Exercise:
Which lines of the records contain the word "title"? Copy each one.

[Excerpts from an interface dataset]
■ ■ ■ ■ ■
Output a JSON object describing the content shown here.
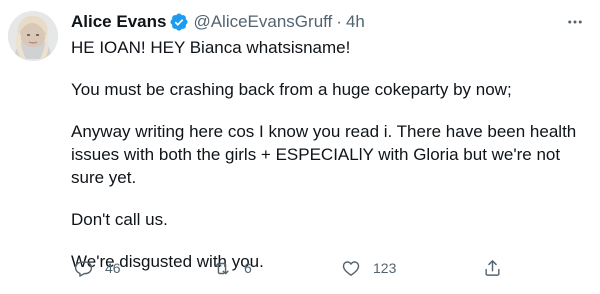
{
  "tweet": {
    "author": {
      "display_name": "Alice Evans",
      "handle": "@AliceEvansGruff",
      "verified": true
    },
    "separator": "·",
    "timestamp": "4h",
    "paragraphs": [
      "HE IOAN! HEY Bianca whatsisname!",
      "You must be crashing back from a huge cokeparty by now;",
      "Anyway writing here cos I know you read i. There have been health issues with both the girls + ESPECIALlY with Gloria but we're not sure yet.",
      "Don't call us.",
      "We're disgusted with you."
    ],
    "actions": {
      "reply": {
        "icon": "reply-icon",
        "count": "46"
      },
      "retweet": {
        "icon": "retweet-icon",
        "count": "6"
      },
      "like": {
        "icon": "heart-icon",
        "count": "123"
      },
      "share": {
        "icon": "share-icon"
      }
    }
  },
  "colors": {
    "text": "#0f1419",
    "secondary": "#536471",
    "verified": "#1d9bf0"
  }
}
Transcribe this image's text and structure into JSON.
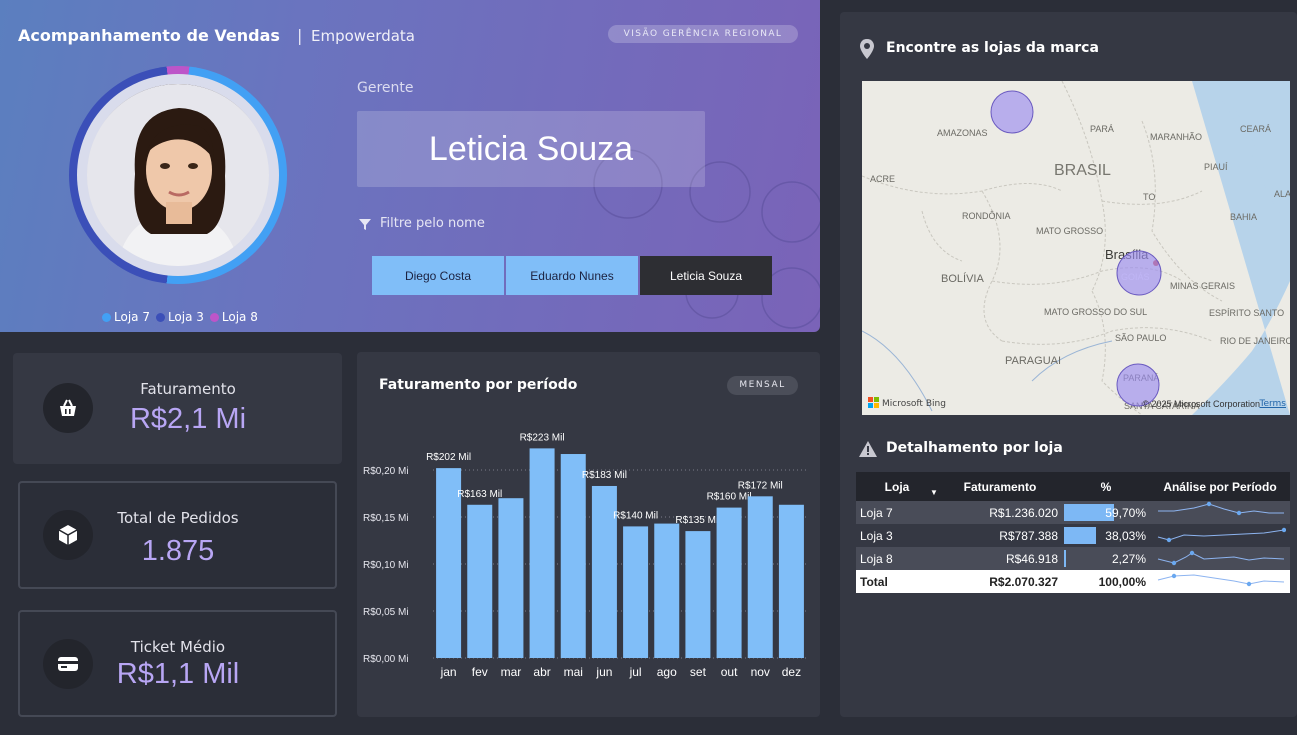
{
  "header": {
    "title": "Acompanhamento de Vendas",
    "brand": "Empowerdata",
    "view_badge": "VISÃO GERÊNCIA REGIONAL",
    "manager_label": "Gerente",
    "manager_name": "Leticia Souza",
    "filter_hint": "Filtre pelo nome",
    "name_buttons": [
      {
        "label": "Diego Costa",
        "selected": false
      },
      {
        "label": "Eduardo Nunes",
        "selected": false
      },
      {
        "label": "Leticia Souza",
        "selected": true
      }
    ],
    "store_legend": [
      {
        "label": "Loja 7",
        "color": "#42a0f4"
      },
      {
        "label": "Loja 3",
        "color": "#3b4fb8"
      },
      {
        "label": "Loja 8",
        "color": "#bd55c9"
      }
    ]
  },
  "kpis": {
    "faturamento": {
      "label": "Faturamento",
      "value": "R$2,1 Mi",
      "icon": "basket-icon"
    },
    "pedidos": {
      "label": "Total de Pedidos",
      "value": "1.875",
      "icon": "box-icon"
    },
    "ticket": {
      "label": "Ticket Médio",
      "value": "R$1,1 Mil",
      "icon": "card-icon"
    }
  },
  "chart_data": {
    "type": "bar",
    "title": "Faturamento por período",
    "badge": "MENSAL",
    "categories": [
      "jan",
      "fev",
      "mar",
      "abr",
      "mai",
      "jun",
      "jul",
      "ago",
      "set",
      "out",
      "nov",
      "dez"
    ],
    "values": [
      0.202,
      0.163,
      0.17,
      0.223,
      0.217,
      0.183,
      0.14,
      0.143,
      0.135,
      0.16,
      0.172,
      0.163
    ],
    "data_labels": [
      "R$202 Mil",
      "R$163 Mil",
      "",
      "R$223 Mil",
      "",
      "R$183 Mil",
      "R$140 Mil",
      "",
      "R$135 Mil",
      "R$160 Mil",
      "R$172 Mil",
      ""
    ],
    "y_ticks": [
      "R$0,00 Mi",
      "R$0,05 Mi",
      "R$0,10 Mi",
      "R$0,15 Mi",
      "R$0,20 Mi"
    ],
    "ylim": [
      0,
      0.25
    ],
    "bar_color": "#80bef8",
    "grid": true
  },
  "map": {
    "title": "Encontre as lojas da marca",
    "attribution": "© 2025 Microsoft Corporation",
    "terms": "Terms",
    "bing": "Microsoft Bing",
    "labels": [
      "AMAZONAS",
      "PARÁ",
      "MARANHÃO",
      "CEARÁ",
      "BRASIL",
      "PIAUÍ",
      "ACRE",
      "TO",
      "RONDÔNIA",
      "BAHIA",
      "MATO GROSSO",
      "Brasília",
      "GOIÁS",
      "BOLÍVIA",
      "MINAS GERAIS",
      "MATO GROSSO DO SUL",
      "ESPÍRITO SANTO",
      "PARAGUAI",
      "SÃO PAULO",
      "RIO DE JANEIRO",
      "PARANÁ",
      "SANTA CATARINA",
      "ALAGOAS"
    ]
  },
  "detail": {
    "title": "Detalhamento por loja",
    "columns": [
      "Loja",
      "Faturamento",
      "%",
      "Análise por Período"
    ],
    "rows": [
      {
        "loja": "Loja 7",
        "fat": "R$1.236.020",
        "pct": "59,70%",
        "pct_value": 59.7
      },
      {
        "loja": "Loja 3",
        "fat": "R$787.388",
        "pct": "38,03%",
        "pct_value": 38.03
      },
      {
        "loja": "Loja 8",
        "fat": "R$46.918",
        "pct": "2,27%",
        "pct_value": 2.27
      }
    ],
    "total": {
      "loja": "Total",
      "fat": "R$2.070.327",
      "pct": "100,00%"
    }
  }
}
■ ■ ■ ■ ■
Answer below:
    "title": "Acompanhamento de Vendas",
    "title": "Faturamento por período",
    "title": "Encontre as lojas da marca",
    "title": "Detalhamento por loja",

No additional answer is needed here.